What this task involves | How many lines in the records below contain the word "Files"? State that number and nothing more.

Stored items from a collection
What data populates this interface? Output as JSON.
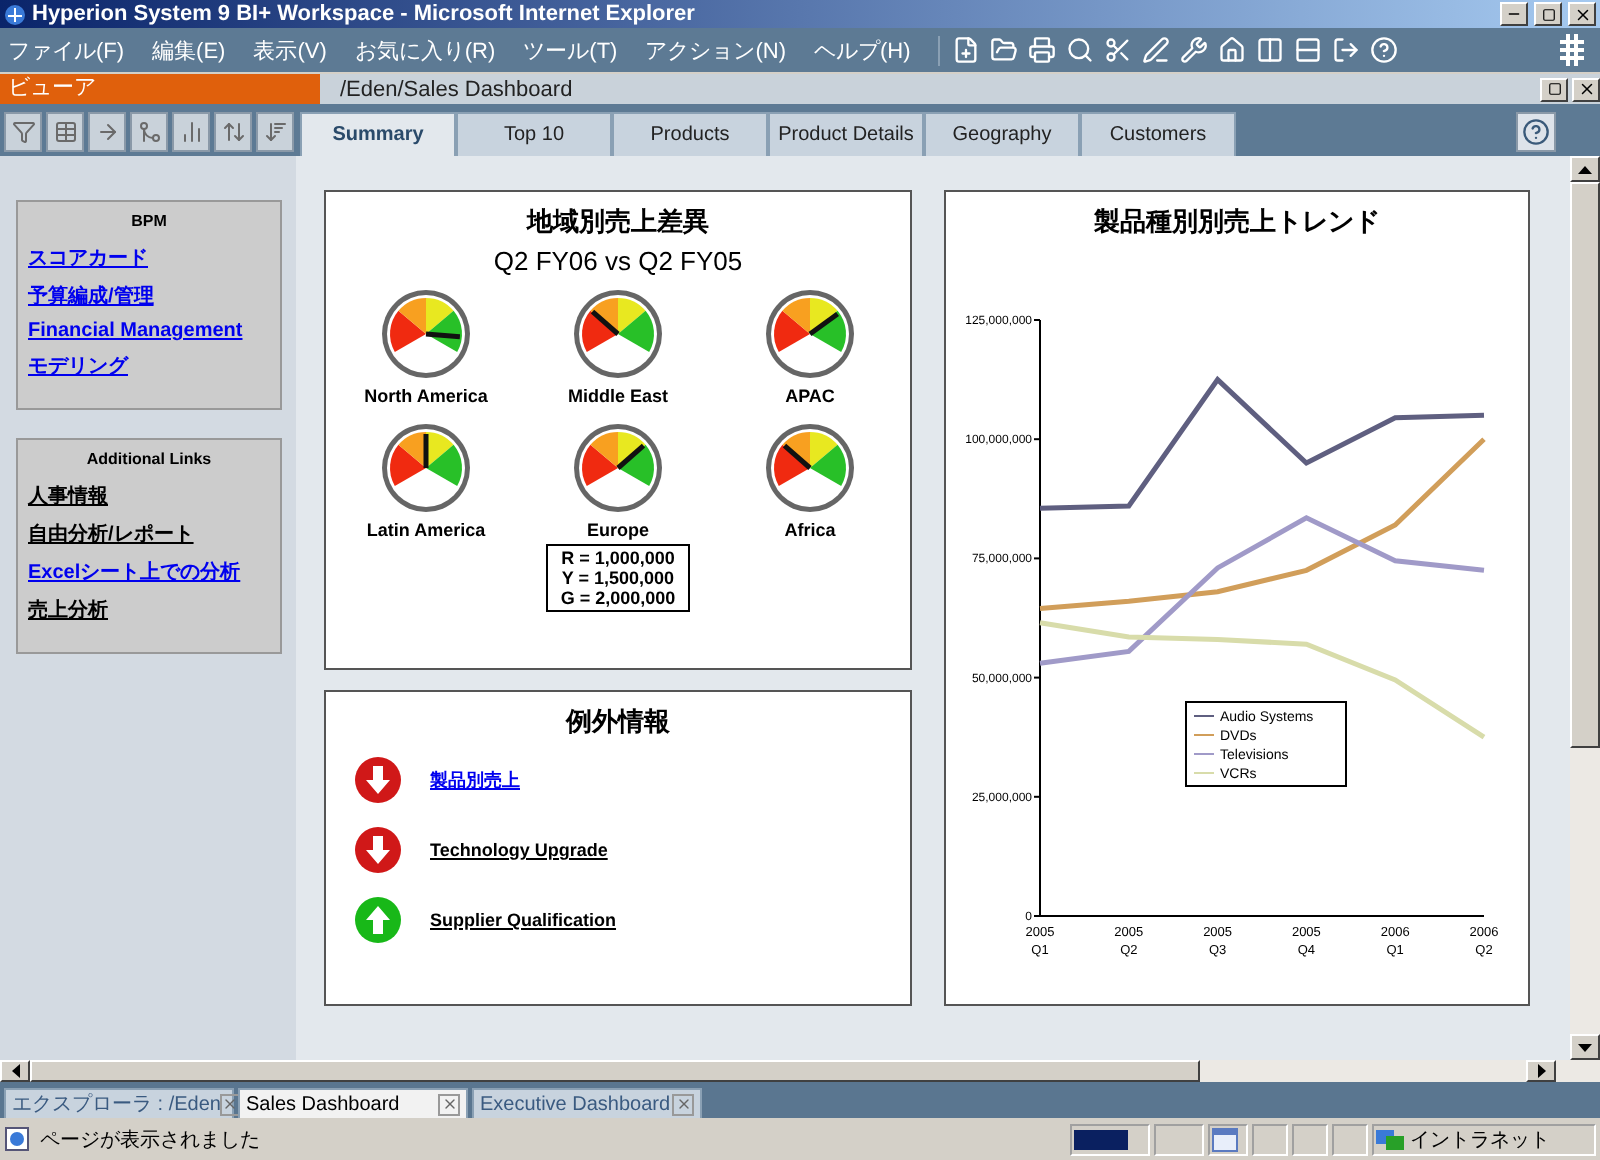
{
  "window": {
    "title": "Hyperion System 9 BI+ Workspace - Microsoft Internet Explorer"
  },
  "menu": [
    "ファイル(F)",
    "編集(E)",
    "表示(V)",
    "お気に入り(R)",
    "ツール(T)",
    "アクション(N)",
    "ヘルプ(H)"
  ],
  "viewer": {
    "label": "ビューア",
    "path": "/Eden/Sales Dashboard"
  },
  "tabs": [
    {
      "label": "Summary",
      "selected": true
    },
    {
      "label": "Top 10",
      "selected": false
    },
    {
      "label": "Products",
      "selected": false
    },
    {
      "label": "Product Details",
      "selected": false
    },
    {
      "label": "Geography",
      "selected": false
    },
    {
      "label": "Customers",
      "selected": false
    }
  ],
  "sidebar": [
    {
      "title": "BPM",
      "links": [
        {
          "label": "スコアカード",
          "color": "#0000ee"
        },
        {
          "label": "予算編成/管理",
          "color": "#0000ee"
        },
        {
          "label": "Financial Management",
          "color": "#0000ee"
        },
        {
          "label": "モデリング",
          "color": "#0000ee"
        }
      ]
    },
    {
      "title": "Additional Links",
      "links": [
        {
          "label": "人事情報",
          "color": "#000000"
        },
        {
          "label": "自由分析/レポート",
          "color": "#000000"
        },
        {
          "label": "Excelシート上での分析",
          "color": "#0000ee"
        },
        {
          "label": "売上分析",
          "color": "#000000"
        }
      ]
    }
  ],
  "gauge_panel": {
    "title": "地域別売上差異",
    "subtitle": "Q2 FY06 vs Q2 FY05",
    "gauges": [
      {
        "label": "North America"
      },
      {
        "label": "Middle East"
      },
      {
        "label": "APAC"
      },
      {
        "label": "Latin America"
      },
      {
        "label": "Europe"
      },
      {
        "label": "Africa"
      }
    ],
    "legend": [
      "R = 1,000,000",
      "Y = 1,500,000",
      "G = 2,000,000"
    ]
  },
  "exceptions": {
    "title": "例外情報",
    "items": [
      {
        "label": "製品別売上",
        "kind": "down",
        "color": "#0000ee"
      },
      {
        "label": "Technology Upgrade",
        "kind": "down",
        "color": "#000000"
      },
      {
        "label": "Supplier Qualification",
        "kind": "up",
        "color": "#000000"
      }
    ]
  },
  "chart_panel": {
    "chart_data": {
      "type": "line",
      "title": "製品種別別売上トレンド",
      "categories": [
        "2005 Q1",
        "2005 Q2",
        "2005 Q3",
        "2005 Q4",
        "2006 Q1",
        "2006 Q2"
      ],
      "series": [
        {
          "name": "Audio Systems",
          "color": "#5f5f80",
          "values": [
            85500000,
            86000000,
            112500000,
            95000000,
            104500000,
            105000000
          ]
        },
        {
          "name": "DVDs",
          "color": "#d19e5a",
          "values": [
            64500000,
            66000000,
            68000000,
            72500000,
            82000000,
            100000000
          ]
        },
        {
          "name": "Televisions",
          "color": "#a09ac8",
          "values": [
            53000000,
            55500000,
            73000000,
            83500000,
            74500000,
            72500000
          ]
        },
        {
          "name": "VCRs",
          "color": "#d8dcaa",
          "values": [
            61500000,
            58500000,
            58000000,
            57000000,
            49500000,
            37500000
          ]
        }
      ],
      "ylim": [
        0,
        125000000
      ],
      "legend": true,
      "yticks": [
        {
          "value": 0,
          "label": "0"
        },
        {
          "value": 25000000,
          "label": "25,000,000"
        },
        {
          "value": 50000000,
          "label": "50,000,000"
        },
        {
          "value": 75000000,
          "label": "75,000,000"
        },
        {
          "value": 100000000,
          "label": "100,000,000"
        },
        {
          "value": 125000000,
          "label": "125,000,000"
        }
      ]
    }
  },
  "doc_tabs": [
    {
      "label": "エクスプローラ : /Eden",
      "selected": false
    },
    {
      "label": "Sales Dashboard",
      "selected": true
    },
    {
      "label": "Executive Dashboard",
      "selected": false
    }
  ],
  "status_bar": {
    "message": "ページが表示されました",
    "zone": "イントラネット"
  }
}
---
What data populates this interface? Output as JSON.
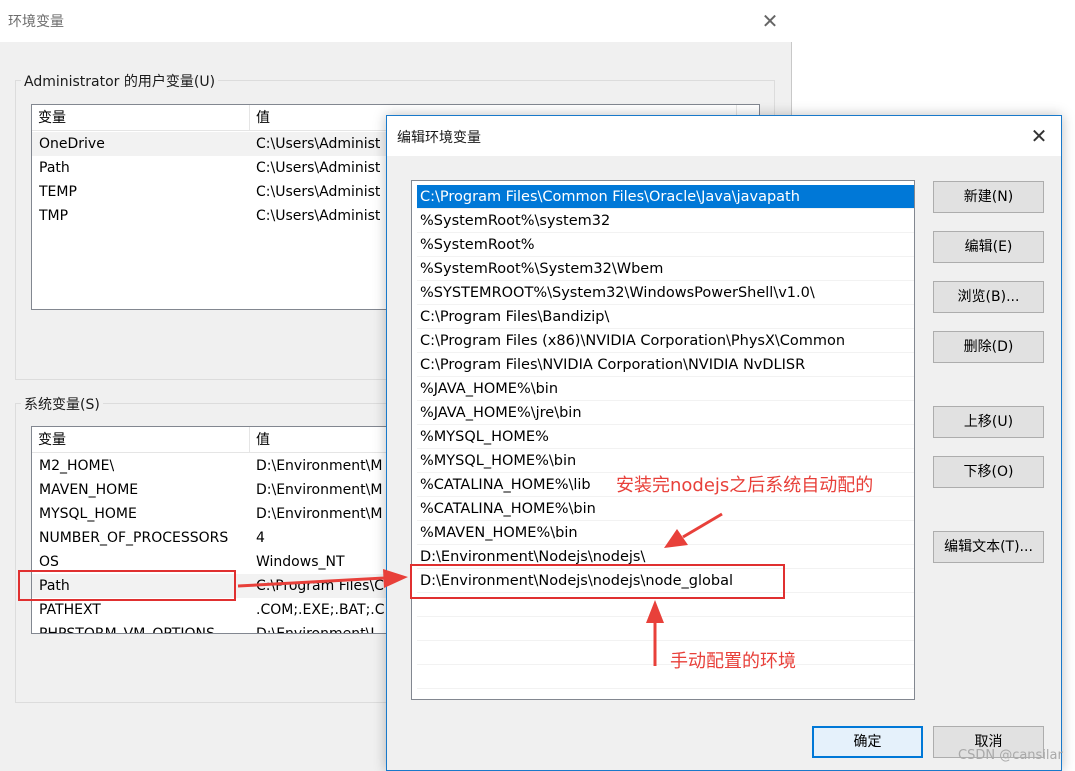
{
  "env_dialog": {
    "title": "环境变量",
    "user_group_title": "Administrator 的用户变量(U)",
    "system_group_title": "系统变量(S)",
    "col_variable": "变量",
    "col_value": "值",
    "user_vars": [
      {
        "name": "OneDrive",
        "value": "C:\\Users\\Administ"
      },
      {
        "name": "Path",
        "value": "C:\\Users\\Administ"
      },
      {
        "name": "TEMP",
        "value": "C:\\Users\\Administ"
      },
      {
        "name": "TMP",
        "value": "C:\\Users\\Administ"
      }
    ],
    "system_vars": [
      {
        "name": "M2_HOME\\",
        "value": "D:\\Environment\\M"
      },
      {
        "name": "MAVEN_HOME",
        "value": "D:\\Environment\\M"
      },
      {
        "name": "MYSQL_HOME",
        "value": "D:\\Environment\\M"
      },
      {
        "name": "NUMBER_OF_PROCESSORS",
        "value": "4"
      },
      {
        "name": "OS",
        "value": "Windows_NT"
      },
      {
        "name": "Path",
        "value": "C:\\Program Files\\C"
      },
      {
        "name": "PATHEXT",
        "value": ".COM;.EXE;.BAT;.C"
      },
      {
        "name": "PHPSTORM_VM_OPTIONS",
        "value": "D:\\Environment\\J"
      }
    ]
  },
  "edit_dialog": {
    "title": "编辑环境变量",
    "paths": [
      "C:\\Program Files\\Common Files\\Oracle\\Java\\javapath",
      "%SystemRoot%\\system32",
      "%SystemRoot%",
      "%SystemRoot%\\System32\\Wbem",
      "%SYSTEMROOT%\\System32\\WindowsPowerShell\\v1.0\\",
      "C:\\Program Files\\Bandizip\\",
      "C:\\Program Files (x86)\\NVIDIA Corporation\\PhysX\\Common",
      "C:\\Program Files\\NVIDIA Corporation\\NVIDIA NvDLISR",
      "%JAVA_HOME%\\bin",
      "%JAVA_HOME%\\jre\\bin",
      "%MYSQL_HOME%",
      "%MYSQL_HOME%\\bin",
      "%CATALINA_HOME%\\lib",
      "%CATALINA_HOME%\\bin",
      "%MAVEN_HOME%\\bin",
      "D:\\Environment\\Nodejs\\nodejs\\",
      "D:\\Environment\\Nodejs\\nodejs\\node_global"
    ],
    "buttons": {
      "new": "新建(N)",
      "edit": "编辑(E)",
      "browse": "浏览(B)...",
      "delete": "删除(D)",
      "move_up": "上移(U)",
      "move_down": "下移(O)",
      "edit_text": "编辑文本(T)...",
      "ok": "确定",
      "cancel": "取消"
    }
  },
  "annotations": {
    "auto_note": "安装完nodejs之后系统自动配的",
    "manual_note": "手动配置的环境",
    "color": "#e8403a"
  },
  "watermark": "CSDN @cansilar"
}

Answer space | 5